Start of Stored data

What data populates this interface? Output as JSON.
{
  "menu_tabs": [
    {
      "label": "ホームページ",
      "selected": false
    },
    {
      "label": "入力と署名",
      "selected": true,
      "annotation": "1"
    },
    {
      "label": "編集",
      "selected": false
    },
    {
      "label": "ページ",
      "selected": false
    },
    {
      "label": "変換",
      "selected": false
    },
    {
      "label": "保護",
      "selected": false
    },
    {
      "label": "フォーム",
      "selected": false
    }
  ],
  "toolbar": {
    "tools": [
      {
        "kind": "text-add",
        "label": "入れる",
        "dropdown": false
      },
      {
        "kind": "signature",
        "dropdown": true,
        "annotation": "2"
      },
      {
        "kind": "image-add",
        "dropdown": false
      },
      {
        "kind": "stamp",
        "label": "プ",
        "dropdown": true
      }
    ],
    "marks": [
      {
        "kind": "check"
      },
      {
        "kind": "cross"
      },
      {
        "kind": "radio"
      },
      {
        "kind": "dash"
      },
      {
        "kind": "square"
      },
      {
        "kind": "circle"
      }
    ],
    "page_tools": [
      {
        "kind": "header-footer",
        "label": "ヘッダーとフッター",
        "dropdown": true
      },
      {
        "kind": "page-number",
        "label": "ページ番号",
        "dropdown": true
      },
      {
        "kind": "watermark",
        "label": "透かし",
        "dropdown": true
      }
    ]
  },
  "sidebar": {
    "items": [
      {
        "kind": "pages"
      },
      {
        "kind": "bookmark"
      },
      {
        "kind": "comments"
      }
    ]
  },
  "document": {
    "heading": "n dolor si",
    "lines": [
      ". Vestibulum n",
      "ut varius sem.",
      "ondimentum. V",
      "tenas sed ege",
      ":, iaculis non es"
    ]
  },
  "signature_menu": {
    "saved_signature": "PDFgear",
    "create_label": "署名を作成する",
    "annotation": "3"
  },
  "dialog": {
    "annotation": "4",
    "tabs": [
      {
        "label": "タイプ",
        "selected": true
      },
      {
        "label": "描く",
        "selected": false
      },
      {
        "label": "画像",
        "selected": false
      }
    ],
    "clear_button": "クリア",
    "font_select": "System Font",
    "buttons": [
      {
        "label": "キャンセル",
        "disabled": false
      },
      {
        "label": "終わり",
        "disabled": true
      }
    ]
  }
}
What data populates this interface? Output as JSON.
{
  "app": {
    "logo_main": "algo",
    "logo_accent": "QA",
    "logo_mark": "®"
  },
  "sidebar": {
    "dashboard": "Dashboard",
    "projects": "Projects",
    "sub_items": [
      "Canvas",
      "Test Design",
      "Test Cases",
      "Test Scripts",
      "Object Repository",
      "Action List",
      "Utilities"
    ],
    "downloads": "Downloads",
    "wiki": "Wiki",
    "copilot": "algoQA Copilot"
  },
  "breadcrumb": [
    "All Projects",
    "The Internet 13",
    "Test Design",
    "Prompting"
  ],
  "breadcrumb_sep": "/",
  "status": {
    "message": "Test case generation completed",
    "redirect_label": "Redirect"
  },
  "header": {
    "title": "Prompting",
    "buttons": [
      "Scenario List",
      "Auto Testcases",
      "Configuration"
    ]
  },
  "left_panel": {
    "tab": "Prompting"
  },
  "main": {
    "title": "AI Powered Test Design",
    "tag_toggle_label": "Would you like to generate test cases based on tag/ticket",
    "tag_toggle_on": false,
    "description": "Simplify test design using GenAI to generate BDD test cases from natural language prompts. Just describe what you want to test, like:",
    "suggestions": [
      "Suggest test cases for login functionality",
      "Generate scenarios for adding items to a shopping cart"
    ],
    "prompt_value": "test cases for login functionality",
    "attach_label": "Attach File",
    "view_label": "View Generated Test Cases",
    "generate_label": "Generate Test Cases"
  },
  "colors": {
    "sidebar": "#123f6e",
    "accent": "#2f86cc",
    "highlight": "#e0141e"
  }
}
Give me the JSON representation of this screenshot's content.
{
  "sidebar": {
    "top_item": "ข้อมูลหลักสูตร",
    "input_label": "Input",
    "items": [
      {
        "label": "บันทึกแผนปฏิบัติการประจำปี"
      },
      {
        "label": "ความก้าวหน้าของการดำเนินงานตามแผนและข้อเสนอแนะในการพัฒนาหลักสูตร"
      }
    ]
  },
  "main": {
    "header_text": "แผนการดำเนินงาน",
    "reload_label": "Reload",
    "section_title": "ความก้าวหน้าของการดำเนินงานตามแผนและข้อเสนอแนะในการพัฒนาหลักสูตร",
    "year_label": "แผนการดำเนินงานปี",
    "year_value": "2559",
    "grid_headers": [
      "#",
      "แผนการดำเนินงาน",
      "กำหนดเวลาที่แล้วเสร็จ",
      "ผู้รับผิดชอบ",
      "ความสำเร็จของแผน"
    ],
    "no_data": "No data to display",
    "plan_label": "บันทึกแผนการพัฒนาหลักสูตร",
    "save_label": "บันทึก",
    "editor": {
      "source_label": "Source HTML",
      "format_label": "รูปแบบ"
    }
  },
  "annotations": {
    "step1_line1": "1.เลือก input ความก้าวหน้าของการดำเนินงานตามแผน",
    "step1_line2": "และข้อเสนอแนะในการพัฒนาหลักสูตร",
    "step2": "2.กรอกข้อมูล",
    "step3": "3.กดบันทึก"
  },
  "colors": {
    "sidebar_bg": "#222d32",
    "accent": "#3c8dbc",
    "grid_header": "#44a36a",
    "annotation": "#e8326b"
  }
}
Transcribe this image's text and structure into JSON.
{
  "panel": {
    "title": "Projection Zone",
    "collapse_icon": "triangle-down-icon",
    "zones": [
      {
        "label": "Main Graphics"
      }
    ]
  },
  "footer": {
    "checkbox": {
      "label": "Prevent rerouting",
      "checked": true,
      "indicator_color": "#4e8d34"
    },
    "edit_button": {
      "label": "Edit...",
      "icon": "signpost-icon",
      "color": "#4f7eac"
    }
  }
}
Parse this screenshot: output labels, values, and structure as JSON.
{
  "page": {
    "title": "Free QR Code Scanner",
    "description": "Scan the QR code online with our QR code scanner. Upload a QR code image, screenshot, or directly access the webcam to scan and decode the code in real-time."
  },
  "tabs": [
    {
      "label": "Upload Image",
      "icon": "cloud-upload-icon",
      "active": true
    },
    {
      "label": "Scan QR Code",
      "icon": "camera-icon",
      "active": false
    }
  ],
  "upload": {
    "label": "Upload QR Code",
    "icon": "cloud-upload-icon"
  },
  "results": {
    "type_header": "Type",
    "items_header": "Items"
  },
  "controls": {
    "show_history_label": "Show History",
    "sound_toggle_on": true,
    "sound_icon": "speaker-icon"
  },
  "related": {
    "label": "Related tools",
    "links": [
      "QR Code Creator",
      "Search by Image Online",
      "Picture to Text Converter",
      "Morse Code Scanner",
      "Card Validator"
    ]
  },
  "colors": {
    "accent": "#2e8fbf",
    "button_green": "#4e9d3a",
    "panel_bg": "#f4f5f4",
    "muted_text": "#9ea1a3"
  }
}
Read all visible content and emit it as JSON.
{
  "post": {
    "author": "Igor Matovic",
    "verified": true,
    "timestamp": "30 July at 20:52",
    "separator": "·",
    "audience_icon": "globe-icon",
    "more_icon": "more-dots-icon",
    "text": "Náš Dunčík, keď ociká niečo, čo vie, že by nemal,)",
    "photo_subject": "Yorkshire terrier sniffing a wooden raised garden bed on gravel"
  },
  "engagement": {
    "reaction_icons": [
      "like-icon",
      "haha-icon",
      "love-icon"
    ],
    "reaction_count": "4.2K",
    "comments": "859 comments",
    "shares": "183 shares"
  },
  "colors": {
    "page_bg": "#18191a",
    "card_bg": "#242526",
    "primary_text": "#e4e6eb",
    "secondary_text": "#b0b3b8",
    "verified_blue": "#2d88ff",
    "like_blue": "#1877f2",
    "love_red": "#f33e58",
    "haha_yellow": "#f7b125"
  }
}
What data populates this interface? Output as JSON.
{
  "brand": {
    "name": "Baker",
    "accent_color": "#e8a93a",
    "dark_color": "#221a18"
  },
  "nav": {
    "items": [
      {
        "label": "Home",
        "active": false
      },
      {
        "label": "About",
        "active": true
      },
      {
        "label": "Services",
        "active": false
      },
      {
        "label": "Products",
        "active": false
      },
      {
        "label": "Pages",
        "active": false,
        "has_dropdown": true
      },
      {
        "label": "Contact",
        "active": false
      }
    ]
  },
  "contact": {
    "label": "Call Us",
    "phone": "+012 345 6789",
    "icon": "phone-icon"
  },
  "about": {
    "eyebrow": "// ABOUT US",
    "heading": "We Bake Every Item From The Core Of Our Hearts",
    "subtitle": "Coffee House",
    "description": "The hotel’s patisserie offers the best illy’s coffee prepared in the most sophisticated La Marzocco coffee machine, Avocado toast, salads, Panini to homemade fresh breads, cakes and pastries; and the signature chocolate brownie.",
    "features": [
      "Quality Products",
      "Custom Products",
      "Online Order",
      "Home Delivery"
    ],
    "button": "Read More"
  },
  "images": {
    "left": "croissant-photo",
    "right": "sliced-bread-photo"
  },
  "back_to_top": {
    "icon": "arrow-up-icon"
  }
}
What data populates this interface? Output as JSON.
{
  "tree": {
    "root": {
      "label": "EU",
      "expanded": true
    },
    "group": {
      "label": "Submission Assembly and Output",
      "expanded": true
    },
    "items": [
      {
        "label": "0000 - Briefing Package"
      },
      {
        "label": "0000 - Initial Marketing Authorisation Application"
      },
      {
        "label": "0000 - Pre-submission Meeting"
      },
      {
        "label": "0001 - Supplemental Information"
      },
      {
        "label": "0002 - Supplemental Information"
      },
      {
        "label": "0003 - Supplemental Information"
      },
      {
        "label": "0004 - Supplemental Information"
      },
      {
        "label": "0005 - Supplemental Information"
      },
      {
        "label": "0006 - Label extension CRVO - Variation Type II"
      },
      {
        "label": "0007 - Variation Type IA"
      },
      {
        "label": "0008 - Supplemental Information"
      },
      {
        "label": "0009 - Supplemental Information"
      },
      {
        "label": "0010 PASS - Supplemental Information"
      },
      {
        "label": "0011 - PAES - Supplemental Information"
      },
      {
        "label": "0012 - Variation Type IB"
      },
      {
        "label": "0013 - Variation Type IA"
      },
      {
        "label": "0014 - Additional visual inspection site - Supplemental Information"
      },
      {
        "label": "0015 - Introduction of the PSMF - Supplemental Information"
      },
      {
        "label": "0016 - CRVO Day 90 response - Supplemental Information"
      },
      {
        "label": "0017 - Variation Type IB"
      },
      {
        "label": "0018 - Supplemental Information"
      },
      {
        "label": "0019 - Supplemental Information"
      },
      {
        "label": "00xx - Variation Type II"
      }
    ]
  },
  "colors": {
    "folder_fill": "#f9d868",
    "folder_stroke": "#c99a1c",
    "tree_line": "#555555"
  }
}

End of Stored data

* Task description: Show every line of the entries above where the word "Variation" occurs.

* Output for this exercise:
        "label": "0006 - Label extension CRVO - Variation Type II"
        "label": "0007 - Variation Type IA"
        "label": "0012 - Variation Type IB"
        "label": "0013 - Variation Type IA"
        "label": "0017 - Variation Type IB"
        "label": "00xx - Variation Type II"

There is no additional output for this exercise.